It's very easy to look at someone who has so much and yet still wants more and make fun of her a little bit.  It's easy to feel a little superior.  It's easy to say, when is enough enough, when faced with such obvious excess.

But.....aren't I doing the same thing?  My house is small, but it's warm or cool depending on the season, and there is always plenty to eat and drink in it.  It should be enough.  So why should I look at someone else's house, or car, or hips and want what they have instead of what I do.  And if I do that, shouldn't I be made fun of too? (The answer is yes, and please feel free to call me on it when you hear it.)

In yoga the phrase is "stay on your own mat" meaning, think about where you are in your practice, not about what your neighbor is doing.  Live in your body.  Be in your moment.

When the girl-thing was very little, something she did made me say to her, "people who live in glass houses shouldn't throw stones."  She looked at me, very pensively for a moment and replied, "but Mommy, people who live in stone houses shouldn't throw glass either."

So my thought for the day is, live in your own house and everyone please stop throwing things.


Friday, January 3, 2014

Don't Let the Door Hit You....2013

In a final act of petty vindictiveness, the last thing that happened to me in 2013 was to lose a pearl and diamond ring that once belonged to my mom.  It wasn't hugely valuable, but it was very sentimental, and a nice bit of family lore.  My mom found the ring at a tag sale, misidentified as costume jewelry, and bought it for $1.00.  She cleaned it up, brought it to her jeweler who told her it was real pearl with tiny diamonds set in white gold.  It was proof of how smart she was.

I on the other hand, was using it as a scarf ring and failed to secure it properly after putting my scarf back on, after having to take it off to jump around Sheila's kitchen to Meatloaf's "Paradise By the Dashboard Light."  Proof of how dumb I still am.
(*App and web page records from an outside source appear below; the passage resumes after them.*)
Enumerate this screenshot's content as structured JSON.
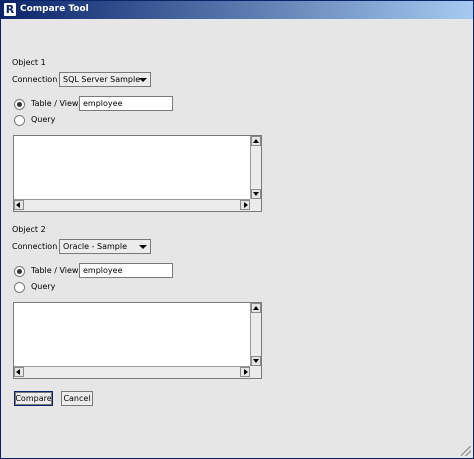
{
  "window": {
    "title": "Compare Tool",
    "icon": "R"
  },
  "object1": {
    "heading": "Object 1",
    "connection_label": "Connection",
    "connection_value": "SQL Server Sample",
    "table_view_label": "Table / View",
    "table_view_value": "employee",
    "query_label": "Query",
    "mode_selected": "table_view"
  },
  "object2": {
    "heading": "Object 2",
    "connection_label": "Connection",
    "connection_value": "Oracle - Sample",
    "table_view_label": "Table / View",
    "table_view_value": "employee",
    "query_label": "Query",
    "mode_selected": "table_view"
  },
  "buttons": {
    "compare": "Compare",
    "cancel": "Cancel"
  }
}
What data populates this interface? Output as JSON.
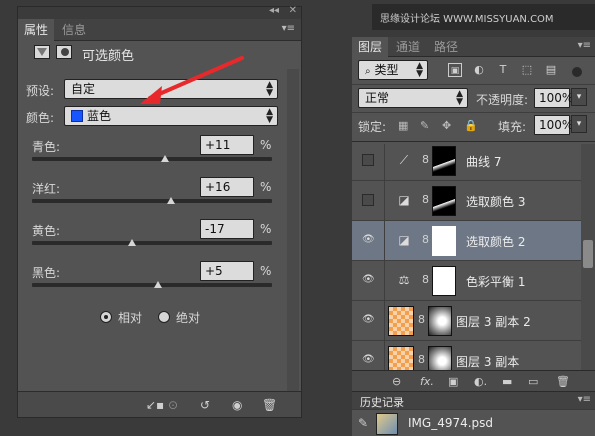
{
  "watermark": "思缘设计论坛 WWW.MISSYUAN.COM",
  "properties": {
    "tabs": [
      "属性",
      "信息"
    ],
    "title": "可选颜色",
    "preset_label": "预设:",
    "preset_value": "自定",
    "colors_label": "颜色:",
    "colors_value": "蓝色",
    "swatch_color": "#1756ff",
    "sliders": [
      {
        "label": "青色:",
        "value": "+11",
        "unit": "%",
        "level": 11
      },
      {
        "label": "洋红:",
        "value": "+16",
        "unit": "%",
        "level": 16
      },
      {
        "label": "黄色:",
        "value": "-17",
        "unit": "%",
        "level": -17
      },
      {
        "label": "黑色:",
        "value": "+5",
        "unit": "%",
        "level": 5
      }
    ],
    "radio_relative": "相对",
    "radio_absolute": "绝对",
    "method_selected": "相对"
  },
  "layers_panel": {
    "tabs": [
      "图层",
      "通道",
      "路径"
    ],
    "filter_label": "类型",
    "blend_mode": "正常",
    "opacity_label": "不透明度:",
    "opacity_value": "100%",
    "lock_label": "锁定:",
    "fill_label": "填充:",
    "fill_value": "100%",
    "layers": [
      {
        "name": "曲线 7",
        "visible": false,
        "adj_icon": "curves-icon",
        "selected": false
      },
      {
        "name": "选取颜色 3",
        "visible": false,
        "adj_icon": "selective-color-icon",
        "selected": false
      },
      {
        "name": "选取颜色 2",
        "visible": true,
        "adj_icon": "selective-color-icon",
        "selected": true
      },
      {
        "name": "色彩平衡 1",
        "visible": true,
        "adj_icon": "color-balance-icon",
        "selected": false
      },
      {
        "name": "图层 3 副本 2",
        "visible": true,
        "adj_icon": "",
        "selected": false
      },
      {
        "name": "图层 3 副本",
        "visible": true,
        "adj_icon": "",
        "selected": false
      }
    ]
  },
  "history": {
    "tab": "历史记录",
    "item": "IMG_4974.psd"
  }
}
2013 wasn't all bad - nothing ever is. Both kids got into the colleges of their dreams.  P and I celebrated our 20th wedding anniversary.  The four of us are healthy and doing things that interest us and make us happy.  No one is hungry, or cold, without access to food and heat.  But the big impacts of the year were losing people we love.
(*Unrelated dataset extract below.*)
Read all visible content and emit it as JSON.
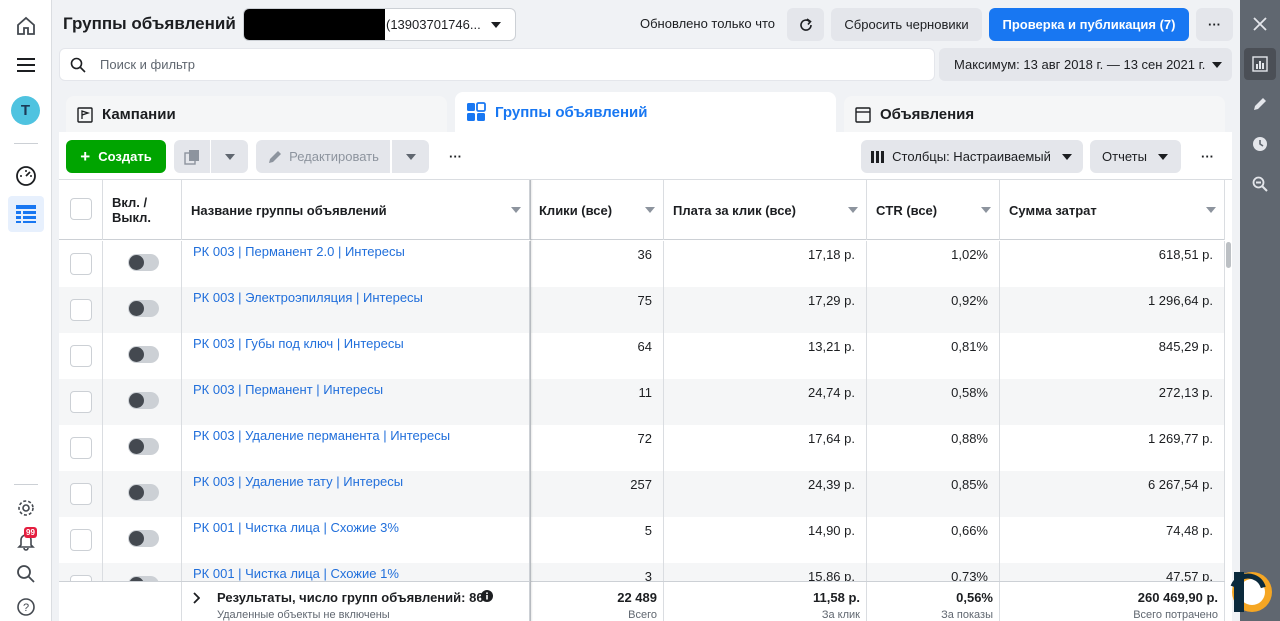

2013 was about loss. So I suppose losing my mom's ring was the appropriate last act for it.  The first thing that happened to me in 2014 was a long, lovely kiss with P.  I'm holding on to that as the story of this year.